The submission, the patience, the courage, the diligence, the listening, are all part of the call of being a mother.  Yet, each time these moments arrive, there is a small choice.  Should I rush ahead with my busy schedule or slow down and be the mother in each of those little moments.

It matters.

Thank God for the Holy Spirit.  There is such a dependency on Him as a counselor, guide, and encourager in those moments for me.  Often my prayer is, "Sharpen my character here, Lord.  Guide me to thy way everlasting and not my way - ever exasperating.  Help me to see You in this moment.  Give me grace to let my four year old measure the 1/4 teaspoon of salt with out growing peevish about how much winds up on the floor."

When I do remember to pray, and when I do listen to His guidance and not my own, I often find those moments become easier, and well, down right fun!  I can feel my shoulders relaxing, can hear myself laughing, and the sight of my four children noticing the change is - priceless.

So, here is to more moments of spiritual depth.  And as the great moments come in life, my character with its spiritual depth intact, will be so much more able to enjoy them.

And I encourage you as well, fellow travels on the road of life.  Take the moments, the little insignificant ones.  Allow God to shape you into his form in those times, and you will add up, to someone great!

And endurance (fortitude) develops maturity of character (approved faith and tried integrity). And character [of this sort] produces [the habit of] joyful and confident hope of eternal salvation. Romans 5:4

Sunday, September 19, 2010


Today is my weekly count my blessing day.  Here are some things that make me extremely thankful.

I am thankful for my washer, dryer, and press iron.

    Where would I be without the ability to wash, dry, and press so simply?  Just imagine boiling the water, scrubbing on the board, and hanging out to dry all of our shirts, pants, skirts, napkins, tablecloths, towels, sheets, and assundries.  Starting the fire up, warming the iron, and starching out the clothes.  All, with children underfoot.  What amazing additions to life are my automated cleaning tools!

I am thankful for my husband.

     Husbands are such a precious gift.

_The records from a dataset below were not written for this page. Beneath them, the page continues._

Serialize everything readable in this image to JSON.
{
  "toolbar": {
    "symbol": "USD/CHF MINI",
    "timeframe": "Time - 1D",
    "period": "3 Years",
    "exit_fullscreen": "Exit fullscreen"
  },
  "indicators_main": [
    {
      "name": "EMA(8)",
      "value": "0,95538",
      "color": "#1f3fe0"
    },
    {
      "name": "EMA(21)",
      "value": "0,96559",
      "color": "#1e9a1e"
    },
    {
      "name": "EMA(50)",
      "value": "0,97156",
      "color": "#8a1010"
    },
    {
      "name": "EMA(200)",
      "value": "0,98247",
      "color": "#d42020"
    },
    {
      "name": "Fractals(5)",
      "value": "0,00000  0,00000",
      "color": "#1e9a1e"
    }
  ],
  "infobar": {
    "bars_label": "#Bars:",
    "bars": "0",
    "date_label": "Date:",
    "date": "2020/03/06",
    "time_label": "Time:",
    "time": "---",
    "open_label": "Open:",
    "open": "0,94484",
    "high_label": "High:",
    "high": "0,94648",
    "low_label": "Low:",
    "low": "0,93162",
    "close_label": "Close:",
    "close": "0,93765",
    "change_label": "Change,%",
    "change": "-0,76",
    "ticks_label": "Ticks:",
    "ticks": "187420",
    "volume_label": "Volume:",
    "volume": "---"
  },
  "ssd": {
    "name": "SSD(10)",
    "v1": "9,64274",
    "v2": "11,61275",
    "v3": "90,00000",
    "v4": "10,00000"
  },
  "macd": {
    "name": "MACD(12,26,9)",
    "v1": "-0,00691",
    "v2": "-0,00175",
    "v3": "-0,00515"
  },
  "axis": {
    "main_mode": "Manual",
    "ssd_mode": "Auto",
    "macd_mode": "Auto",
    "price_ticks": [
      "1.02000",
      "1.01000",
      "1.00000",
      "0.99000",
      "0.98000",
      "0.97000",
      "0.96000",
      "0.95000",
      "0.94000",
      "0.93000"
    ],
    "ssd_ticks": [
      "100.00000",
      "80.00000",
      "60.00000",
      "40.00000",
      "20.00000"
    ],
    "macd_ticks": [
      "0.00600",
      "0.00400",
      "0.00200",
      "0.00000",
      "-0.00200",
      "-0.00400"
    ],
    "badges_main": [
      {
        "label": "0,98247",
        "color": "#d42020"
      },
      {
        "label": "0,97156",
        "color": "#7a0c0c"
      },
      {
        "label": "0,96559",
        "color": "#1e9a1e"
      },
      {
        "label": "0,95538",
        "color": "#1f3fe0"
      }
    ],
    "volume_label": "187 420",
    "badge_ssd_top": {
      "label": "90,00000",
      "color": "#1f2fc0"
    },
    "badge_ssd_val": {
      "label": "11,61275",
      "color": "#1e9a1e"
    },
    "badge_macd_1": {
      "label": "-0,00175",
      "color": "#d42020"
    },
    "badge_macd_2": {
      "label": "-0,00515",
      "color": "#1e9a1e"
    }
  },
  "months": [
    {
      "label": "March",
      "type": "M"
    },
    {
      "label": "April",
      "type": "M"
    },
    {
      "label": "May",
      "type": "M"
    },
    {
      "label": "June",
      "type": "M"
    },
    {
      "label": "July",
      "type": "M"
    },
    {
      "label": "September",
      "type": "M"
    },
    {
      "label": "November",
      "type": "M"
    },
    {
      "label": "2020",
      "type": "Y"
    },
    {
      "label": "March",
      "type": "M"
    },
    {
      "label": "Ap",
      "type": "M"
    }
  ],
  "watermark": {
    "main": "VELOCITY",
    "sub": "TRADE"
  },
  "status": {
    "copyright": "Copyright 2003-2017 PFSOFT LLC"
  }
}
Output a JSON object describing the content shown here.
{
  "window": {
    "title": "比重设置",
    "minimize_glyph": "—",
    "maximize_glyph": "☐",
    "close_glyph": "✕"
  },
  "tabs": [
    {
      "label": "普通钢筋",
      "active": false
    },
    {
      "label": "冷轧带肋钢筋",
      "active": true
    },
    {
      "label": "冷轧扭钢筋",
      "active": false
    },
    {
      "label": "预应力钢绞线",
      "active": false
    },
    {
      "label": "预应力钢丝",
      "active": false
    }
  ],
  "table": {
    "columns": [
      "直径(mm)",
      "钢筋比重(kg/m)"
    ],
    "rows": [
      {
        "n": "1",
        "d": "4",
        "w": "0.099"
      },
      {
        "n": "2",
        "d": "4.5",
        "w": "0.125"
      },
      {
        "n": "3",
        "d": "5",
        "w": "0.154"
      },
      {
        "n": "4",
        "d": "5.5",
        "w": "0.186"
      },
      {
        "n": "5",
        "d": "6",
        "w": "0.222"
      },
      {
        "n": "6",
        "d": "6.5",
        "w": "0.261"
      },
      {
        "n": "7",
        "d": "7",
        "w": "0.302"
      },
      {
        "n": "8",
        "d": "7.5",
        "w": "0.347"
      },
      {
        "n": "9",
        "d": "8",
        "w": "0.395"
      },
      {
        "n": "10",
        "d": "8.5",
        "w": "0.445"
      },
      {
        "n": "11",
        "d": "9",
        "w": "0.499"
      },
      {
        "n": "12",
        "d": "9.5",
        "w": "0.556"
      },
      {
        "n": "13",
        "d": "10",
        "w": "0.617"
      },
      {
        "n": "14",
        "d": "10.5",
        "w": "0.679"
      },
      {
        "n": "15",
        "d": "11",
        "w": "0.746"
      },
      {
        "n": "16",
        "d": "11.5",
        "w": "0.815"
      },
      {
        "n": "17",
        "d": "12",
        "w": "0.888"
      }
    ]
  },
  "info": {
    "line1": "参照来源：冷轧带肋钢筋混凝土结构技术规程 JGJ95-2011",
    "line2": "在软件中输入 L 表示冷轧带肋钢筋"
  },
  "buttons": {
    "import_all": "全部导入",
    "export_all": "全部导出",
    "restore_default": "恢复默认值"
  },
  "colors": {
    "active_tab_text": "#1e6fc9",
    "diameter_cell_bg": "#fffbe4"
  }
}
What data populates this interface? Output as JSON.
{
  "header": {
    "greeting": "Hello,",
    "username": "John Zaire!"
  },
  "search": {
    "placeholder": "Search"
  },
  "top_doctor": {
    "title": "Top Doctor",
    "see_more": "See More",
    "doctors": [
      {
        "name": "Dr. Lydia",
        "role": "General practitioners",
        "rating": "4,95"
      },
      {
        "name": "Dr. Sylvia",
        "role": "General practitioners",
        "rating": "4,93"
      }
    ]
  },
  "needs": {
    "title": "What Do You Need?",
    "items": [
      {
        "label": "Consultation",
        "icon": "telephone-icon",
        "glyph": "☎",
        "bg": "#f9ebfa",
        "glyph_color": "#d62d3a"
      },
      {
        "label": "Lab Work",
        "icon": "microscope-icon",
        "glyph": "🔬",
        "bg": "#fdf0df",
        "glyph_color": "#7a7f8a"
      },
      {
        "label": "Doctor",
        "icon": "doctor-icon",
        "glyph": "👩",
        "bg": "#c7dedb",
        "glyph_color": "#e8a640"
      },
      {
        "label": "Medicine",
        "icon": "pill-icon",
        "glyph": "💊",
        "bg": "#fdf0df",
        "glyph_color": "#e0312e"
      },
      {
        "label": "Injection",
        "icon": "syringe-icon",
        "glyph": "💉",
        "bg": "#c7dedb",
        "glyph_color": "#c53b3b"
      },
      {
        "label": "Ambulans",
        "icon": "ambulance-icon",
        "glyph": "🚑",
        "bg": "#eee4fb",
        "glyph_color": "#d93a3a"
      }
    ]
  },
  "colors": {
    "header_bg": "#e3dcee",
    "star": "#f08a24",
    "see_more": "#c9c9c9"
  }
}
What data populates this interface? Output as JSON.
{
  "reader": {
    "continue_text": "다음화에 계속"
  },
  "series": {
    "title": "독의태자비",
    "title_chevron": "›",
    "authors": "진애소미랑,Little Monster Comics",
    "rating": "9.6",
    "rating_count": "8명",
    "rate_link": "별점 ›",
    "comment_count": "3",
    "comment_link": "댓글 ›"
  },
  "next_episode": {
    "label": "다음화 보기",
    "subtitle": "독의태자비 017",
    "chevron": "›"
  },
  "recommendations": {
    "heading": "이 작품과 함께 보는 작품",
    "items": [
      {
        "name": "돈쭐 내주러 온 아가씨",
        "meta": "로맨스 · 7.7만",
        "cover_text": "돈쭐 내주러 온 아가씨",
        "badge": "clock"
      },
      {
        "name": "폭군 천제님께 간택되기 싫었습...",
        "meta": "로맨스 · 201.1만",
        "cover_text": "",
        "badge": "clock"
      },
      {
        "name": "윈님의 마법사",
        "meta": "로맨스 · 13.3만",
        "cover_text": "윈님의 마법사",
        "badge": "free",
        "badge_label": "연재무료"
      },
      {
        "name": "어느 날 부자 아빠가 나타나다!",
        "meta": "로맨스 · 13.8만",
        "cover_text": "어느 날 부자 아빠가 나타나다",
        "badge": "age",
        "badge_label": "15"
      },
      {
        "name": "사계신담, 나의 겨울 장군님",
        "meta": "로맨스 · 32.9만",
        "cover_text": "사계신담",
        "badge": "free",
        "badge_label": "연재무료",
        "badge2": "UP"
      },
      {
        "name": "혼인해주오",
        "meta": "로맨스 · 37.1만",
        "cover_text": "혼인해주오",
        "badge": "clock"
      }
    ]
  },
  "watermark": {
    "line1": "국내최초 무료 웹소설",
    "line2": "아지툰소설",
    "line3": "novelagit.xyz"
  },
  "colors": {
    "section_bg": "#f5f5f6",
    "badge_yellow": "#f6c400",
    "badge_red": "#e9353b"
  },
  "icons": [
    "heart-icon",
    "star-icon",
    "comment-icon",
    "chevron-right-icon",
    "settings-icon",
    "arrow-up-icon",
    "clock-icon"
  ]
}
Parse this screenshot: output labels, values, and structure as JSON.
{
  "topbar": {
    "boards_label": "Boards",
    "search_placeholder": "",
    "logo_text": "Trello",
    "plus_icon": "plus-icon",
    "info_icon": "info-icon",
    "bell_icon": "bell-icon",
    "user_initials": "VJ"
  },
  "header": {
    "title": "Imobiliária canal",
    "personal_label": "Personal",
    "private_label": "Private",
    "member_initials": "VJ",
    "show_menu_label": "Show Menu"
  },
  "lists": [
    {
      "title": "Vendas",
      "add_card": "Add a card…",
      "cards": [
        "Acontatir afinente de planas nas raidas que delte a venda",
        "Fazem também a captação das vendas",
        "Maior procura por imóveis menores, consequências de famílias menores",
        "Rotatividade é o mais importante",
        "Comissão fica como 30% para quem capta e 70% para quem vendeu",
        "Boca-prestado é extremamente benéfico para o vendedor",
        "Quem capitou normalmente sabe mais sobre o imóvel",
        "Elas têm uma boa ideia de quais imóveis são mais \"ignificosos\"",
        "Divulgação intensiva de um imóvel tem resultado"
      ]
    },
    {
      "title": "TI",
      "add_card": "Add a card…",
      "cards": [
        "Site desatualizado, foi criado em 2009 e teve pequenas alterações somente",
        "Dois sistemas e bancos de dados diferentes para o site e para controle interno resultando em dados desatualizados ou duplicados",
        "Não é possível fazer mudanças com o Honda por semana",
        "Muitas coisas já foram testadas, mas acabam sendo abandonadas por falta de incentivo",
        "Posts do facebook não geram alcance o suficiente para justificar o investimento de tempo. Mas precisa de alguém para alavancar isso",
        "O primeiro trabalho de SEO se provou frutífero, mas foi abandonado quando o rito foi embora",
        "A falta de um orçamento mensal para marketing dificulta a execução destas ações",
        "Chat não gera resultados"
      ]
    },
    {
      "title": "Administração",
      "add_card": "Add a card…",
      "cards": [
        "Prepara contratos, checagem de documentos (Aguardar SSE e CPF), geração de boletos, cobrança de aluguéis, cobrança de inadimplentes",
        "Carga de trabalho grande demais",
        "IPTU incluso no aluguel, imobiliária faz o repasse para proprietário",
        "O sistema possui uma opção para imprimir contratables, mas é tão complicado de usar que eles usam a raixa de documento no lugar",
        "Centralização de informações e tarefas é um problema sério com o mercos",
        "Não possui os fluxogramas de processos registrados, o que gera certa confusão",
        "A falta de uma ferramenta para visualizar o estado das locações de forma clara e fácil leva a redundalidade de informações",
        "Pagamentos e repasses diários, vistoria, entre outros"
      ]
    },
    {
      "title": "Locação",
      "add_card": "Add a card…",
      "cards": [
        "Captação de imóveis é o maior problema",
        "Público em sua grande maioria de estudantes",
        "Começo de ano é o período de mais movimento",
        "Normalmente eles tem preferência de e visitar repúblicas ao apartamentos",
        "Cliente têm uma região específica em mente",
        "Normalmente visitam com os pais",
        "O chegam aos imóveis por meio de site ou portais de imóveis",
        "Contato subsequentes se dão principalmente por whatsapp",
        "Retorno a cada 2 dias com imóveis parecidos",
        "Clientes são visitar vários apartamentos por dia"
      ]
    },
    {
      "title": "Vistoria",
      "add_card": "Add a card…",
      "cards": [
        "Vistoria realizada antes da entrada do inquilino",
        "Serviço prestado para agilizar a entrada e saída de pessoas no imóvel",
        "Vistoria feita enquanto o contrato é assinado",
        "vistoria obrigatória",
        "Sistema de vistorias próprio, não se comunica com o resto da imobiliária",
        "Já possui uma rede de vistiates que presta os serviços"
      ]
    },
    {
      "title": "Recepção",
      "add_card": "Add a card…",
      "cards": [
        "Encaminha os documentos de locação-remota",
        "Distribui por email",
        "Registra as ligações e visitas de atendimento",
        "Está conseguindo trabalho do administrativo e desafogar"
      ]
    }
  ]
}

Once you have one, there are so many little conversations daily, so many tiny ways of serving and building up needed to maintain said husband.  There are times I have to look above the moment and remember all of my own flaws in order to redirect my perspective toward him.

     When I stop to consider this amazing love of a man, my husband, this sweet gift of a man, who loves me, who listens to me,  who comes home to me, who picks up our children and wrestles them, plays with them, teaches them to use power tools.  I am so very very thankful for him.

     Poor hubbie, he might have gotten my first fruits of thanks.  Somehow, his delicious presence in our home is one I often must stop and be thankful for, how can such beautiful people be overlooked so easily?

Thanks be to God he is my dear one.  He is here, despite all the ways I often don't add up a wife worthy of praise.  I am so very grateful for him!

Now, our God, we give you thanks, and praise your glorious name. - 1 Chronicles 29:13